• [Your goal]:
Across all the records, filter for lines with the word "verified" and copy them.

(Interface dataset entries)
====
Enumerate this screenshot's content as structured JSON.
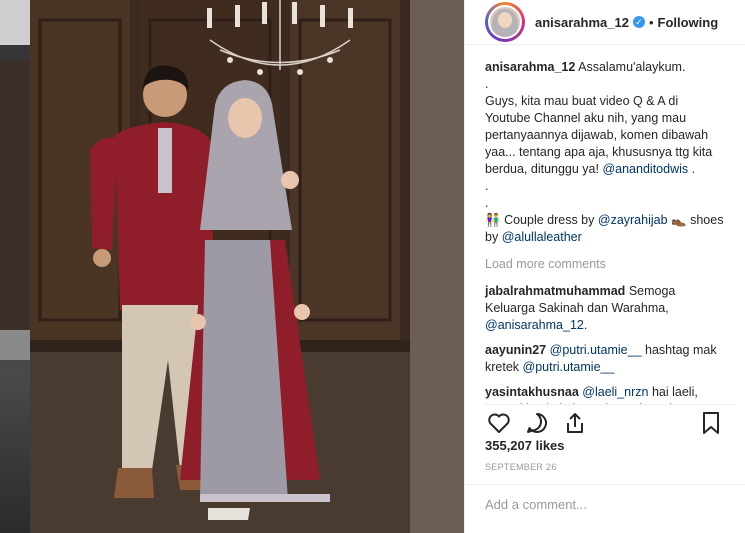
{
  "post": {
    "username": "anisarahma_12",
    "follow_status": "Following",
    "separator": "•",
    "caption": {
      "username": "anisarahma_12",
      "lines": [
        "Assalamu'alaykum.",
        ".",
        "Guys, kita mau buat video Q & A di",
        "Youtube Channel aku nih, yang mau",
        "pertanyaannya dijawab, komen dibawah",
        "yaa... tentang apa aja, khususnya ttg kita",
        "berdua, ditunggu ya!"
      ],
      "mention_1": "@ananditodwis",
      "after_mention": ".",
      "dots": [
        ".",
        "."
      ],
      "dress_emoji": "👫",
      "dress_text": "Couple dress by",
      "dress_mention": "@zayrahijab",
      "shoe_emoji": "👞",
      "shoe_text": "shoes",
      "by_text": "by",
      "shoe_mention": "@alullaleather"
    },
    "load_more": "Load more comments",
    "comments": [
      {
        "username": "jabalrahmatmuhammad",
        "text": "Semoga Keluarga Sakinah dan Warahma,",
        "mention": "@anisarahma_12",
        "tail": "."
      },
      {
        "username": "aayunin27",
        "mention": "@putri.utamie__",
        "text": "hashtag mak kretek",
        "mention2": "@putri.utamie__"
      },
      {
        "username": "yasintakhusnaa",
        "mention": "@laeli_nrzn",
        "text": "hai laeli, mung kin aja kok. Perbanyak usaha diimbangi do'a juga tentunya :)"
      }
    ],
    "likes": "355,207 likes",
    "date": "SEPTEMBER 26",
    "add_comment_placeholder": "Add a comment...",
    "icons": {
      "like": "heart-icon",
      "comment": "comment-icon",
      "share": "share-icon",
      "save": "bookmark-icon",
      "verified": "verified-badge-icon"
    },
    "colors": {
      "link": "#003569",
      "verified": "#3897f0",
      "muted": "#999999"
    }
  }
}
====
• [Answer box]:
      "verified": "verified-badge-icon"
      "verified": "#3897f0",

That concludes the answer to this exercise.